**Record extracts**
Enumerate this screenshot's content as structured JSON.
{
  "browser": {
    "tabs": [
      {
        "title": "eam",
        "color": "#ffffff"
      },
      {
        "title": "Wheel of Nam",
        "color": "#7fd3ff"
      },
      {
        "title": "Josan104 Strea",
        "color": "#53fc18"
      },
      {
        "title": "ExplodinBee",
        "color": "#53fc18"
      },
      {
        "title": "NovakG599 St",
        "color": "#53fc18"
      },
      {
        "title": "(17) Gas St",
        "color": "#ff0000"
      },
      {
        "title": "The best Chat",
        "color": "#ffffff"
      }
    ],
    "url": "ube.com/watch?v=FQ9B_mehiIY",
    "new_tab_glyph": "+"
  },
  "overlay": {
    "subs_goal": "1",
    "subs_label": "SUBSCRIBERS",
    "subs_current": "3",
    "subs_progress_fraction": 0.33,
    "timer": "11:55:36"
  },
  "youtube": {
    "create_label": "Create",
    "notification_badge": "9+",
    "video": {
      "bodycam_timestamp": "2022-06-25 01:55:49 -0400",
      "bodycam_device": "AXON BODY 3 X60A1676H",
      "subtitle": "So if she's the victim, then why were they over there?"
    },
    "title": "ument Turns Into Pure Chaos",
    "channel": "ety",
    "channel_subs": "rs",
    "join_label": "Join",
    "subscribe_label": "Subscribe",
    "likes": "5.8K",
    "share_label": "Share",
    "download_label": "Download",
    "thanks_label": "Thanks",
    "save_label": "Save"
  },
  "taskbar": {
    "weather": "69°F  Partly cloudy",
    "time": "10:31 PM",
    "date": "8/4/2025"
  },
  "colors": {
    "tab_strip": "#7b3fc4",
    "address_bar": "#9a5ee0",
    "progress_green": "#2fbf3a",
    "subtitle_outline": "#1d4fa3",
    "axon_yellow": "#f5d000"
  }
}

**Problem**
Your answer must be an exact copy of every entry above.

**Solution to the problem**
Enumerate this screenshot's content as structured JSON.
{
  "browser": {
    "tabs": [
      {
        "title": "eam",
        "color": "#ffffff"
      },
      {
        "title": "Wheel of Nam",
        "color": "#7fd3ff"
      },
      {
        "title": "Josan104 Strea",
        "color": "#53fc18"
      },
      {
        "title": "ExplodinBee",
        "color": "#53fc18"
      },
      {
        "title": "NovakG599 St",
        "color": "#53fc18"
      },
      {
        "title": "(17) Gas St",
        "color": "#ff0000"
      },
      {
        "title": "The best Chat",
        "color": "#ffffff"
      }
    ],
    "url": "ube.com/watch?v=FQ9B_mehiIY",
    "new_tab_glyph": "+"
  },
  "overlay": {
    "subs_goal": "1",
    "subs_label": "SUBSCRIBERS",
    "subs_current": "3",
    "subs_progress_fraction": 0.33,
    "timer": "11:55:36"
  },
  "youtube": {
    "create_label": "Create",
    "notification_badge": "9+",
    "video": {
      "bodycam_timestamp": "2022-06-25 01:55:49 -0400",
      "bodycam_device": "AXON BODY 3 X60A1676H",
      "subtitle": "So if she's the victim, then why were they over there?"
    },
    "title": "ument Turns Into Pure Chaos",
    "channel": "ety",
    "channel_subs": "rs",
    "join_label": "Join",
    "subscribe_label": "Subscribe",
    "likes": "5.8K",
    "share_label": "Share",
    "download_label": "Download",
    "thanks_label": "Thanks",
    "save_label": "Save"
  },
  "taskbar": {
    "weather": "69°F  Partly cloudy",
    "time": "10:31 PM",
    "date": "8/4/2025"
  },
  "colors": {
    "tab_strip": "#7b3fc4",
    "address_bar": "#9a5ee0",
    "progress_green": "#2fbf3a",
    "subtitle_outline": "#1d4fa3",
    "axon_yellow": "#f5d000"
  }
}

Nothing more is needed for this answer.